The team didn’t just spend the merry month of December wrapping presents, eating mince pies, and watching re-runs of vintage Christmas specials on TV – there was still time for a spot of gaming too.
Serious Sam 4 – Matt
Earlier this year I played through Shadow Warrior 2 and was left impressed by the improvements over the linear, gung-ho, original. It felt far more modern, almost to the point where a comparison with Borderlands 3 wasnâ€™t unjustifiable.
Serious Sam 4 (released earlier this month on Xbox Series and PS5) comes from the same publisher â€“ the usually dependable Devolver Digital â€“ and so I hoped it had been steered in a similar direction. Unfortunately, this couldnâ€™t be further from the truth. Serious Sam 4 would leave you convinced the last generation never happened â€“ itâ€™s hard to think that both this and DOOM Eternal (or even DOOM 2016, for that matter) are running on the same console.
I chose not to give it the review treatment as, well, there isn’t much to say; just looking at the screenshots should give anyone the gist.
Itâ€™s a game that exists within its own little bubble, and in a weird way, there is a degree of comfort within that. Developer CroteamÂ hasnâ€™t kept up with trends but rather stuck with tradition, adding only the lightest sprinkling of next-gen tech. The titular lead blitzes through quaint European towns and villages, mowing down hordes of enemies until progress is halted by an electronically locked door. Itâ€™s at this point the music ramps up and the enemies come thick and fast, and itâ€™s usually accompanied by a new weapon drop.
Around 80% of the whole shebang comprises of this loop, with the remaining 20% being barren open-world sections and boss battles. During the few moments it steps away from its tired formula, it can impress – the chance to ride around the French countryside on a combine-harvester is a rare highlight.
Itâ€™s okay for games to be brainless, requiring minimal effort to play. Problem is, Serious Sam 4 isnâ€™t satisfying with it, and neither is it particularly flashy. At least the festive skeletons were a nice touch.
Overboard! – Rich
I have been playing Overboard! on Nintendo Switch. Itâ€™s a visual novel type game that starts with you throwing your husband overboard from a ship. You then spend the rest of the game trying to get away with his murder.
Thereâ€™s some nice writing and character work but itâ€™s only after you finish the game (which takes 30-45 minutes) that its true structure reveals itself. Each playthrough can be very different, and you unlock new information, endings and quests every time you complete the game. Iâ€™m currently on my fourth playthrough and Iâ€™ve just peeled back another layer to the story.
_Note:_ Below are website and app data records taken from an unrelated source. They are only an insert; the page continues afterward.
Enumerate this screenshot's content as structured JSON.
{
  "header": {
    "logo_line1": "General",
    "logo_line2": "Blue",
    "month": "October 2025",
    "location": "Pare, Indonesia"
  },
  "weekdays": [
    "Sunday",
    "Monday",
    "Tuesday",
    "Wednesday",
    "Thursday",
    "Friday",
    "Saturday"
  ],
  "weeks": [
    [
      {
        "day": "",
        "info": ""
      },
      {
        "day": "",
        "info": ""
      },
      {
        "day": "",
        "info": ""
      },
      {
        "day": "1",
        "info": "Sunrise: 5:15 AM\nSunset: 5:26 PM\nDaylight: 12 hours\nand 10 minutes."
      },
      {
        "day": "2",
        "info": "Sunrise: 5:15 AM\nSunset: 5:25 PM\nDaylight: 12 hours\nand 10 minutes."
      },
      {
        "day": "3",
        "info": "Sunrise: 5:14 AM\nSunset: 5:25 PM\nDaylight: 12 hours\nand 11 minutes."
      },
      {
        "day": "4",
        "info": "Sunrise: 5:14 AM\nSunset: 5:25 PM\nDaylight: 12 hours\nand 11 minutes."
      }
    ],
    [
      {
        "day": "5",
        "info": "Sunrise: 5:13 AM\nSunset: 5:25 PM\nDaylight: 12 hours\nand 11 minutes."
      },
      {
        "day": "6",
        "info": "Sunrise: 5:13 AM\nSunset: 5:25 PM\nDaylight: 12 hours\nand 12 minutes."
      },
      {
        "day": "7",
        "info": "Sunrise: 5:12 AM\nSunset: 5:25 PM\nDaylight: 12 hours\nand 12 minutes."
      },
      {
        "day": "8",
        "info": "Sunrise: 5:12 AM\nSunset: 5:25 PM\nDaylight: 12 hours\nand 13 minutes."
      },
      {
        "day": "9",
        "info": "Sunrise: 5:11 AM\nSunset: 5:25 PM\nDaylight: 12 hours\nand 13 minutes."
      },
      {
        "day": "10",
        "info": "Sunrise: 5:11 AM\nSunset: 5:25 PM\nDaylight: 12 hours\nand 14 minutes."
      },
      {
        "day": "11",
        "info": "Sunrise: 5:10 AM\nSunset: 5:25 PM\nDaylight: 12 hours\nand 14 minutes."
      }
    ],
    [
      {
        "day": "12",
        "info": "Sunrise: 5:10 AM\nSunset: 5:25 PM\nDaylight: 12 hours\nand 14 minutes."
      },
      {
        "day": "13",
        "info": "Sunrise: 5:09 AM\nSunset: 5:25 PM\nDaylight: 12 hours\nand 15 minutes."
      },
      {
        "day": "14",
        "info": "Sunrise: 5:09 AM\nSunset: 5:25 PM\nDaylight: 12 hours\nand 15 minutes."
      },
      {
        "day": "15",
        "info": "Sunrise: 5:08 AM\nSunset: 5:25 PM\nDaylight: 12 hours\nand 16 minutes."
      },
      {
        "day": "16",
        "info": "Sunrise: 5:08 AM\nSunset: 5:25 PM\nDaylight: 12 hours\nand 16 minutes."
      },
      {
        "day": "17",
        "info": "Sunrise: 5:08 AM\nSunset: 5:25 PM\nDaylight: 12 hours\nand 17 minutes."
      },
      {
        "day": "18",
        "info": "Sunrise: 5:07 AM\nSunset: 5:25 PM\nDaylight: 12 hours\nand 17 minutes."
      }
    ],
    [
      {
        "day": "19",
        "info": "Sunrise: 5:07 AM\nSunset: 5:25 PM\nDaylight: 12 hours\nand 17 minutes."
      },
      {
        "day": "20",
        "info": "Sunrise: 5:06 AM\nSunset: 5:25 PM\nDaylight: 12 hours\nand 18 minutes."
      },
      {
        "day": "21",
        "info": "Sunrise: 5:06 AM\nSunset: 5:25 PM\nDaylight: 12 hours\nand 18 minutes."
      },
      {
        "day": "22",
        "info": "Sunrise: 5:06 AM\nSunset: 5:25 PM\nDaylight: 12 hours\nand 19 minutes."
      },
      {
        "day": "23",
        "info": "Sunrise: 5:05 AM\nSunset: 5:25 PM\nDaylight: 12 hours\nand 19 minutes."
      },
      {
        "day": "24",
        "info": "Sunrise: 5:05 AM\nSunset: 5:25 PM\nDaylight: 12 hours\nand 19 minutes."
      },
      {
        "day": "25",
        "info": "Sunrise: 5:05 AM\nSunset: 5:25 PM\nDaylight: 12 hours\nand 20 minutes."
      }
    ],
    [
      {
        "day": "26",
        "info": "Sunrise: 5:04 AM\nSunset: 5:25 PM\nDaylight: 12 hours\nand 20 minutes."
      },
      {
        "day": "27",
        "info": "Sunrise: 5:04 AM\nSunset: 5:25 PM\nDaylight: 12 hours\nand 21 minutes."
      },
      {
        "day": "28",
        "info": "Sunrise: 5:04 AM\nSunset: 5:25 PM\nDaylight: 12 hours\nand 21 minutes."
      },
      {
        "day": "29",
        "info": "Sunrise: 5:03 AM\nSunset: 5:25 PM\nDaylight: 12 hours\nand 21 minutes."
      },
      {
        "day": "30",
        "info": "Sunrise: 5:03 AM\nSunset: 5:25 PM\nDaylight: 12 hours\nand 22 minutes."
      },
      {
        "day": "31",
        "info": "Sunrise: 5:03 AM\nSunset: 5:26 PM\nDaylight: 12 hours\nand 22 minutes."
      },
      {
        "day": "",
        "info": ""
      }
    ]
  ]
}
Itâ€™s a fun, interesting, game. Although Iâ€™m not sure if Iâ€™ll make it to a sixth or seventh playthrough. Repetition can be interesting. But it can also be repetitive.
Keep Talking and Nobody Explodes – Jake
I’d been meaning to try out Keep Talking and Nobody Explodes for, I reckon, about five Christmases now. But this was the year that I finally put my reputation on the line and subjected my extended family to a bit of festive bomb defusing. Thankfully I got away with it.
It didn’t go quite as expected though. There are two sides to the game – one person handling the bomb on the Switch and describing it sufficiently clearly, so that the remaining players can use the bomb defusal manual to instruct the bomb handler. I didn’t expect the older contingent to want to wield the Switch, and that was certainly true, but I had expected them to be more engaged by using the manual to solve the puzzles. They were certainly intrigued and impressed, but once it got a bit tricky a few bombs in, they sat back a bit.
I can see it lasting longer as a two-player game though. There’s a range of types of puzzles, which range over straightforward, simple but time-consuming, tricky but brief, and outright fiddly. And there’s some expertly designed frustration, particularly playing on the fact that the communication is purely verbal. The bomb is procedurally generated each time, so there’s still variety even when it takes a few goes to clear a level.
Short-lived as a casual party game then, but I’ll be back to meet the challenge.
Oneechanbara Origin – James
Japanese developer Tamsoft tends to take on too many projects at any given time, the quality of the final games suffering for it.
That wasnâ€™t the case with Oneechanbara Origin. While this isnâ€™t the next Bayonetta, but it doesnâ€™t have to be. Instead, Tamsoft has crafted a short but intensely satisfying action game that brings with it rhythmic sword battling against some creative encounters that, unlike many other Tamsoft games, crucially never outstays its welcome. Itâ€™s six hours long but youâ€™ll actually want to go through it again once itâ€™s all over.
Its quality is a mystery considering Oneechanbaraâ€™s origins as a shoestring game made under D3 Publisherâ€™s Simple 2000 label back on PS2. But as with Earth Defense Force, another series that originated under the budget label, ample time and budget have been the key ingredients in turning those humble beginnings into something a bit special.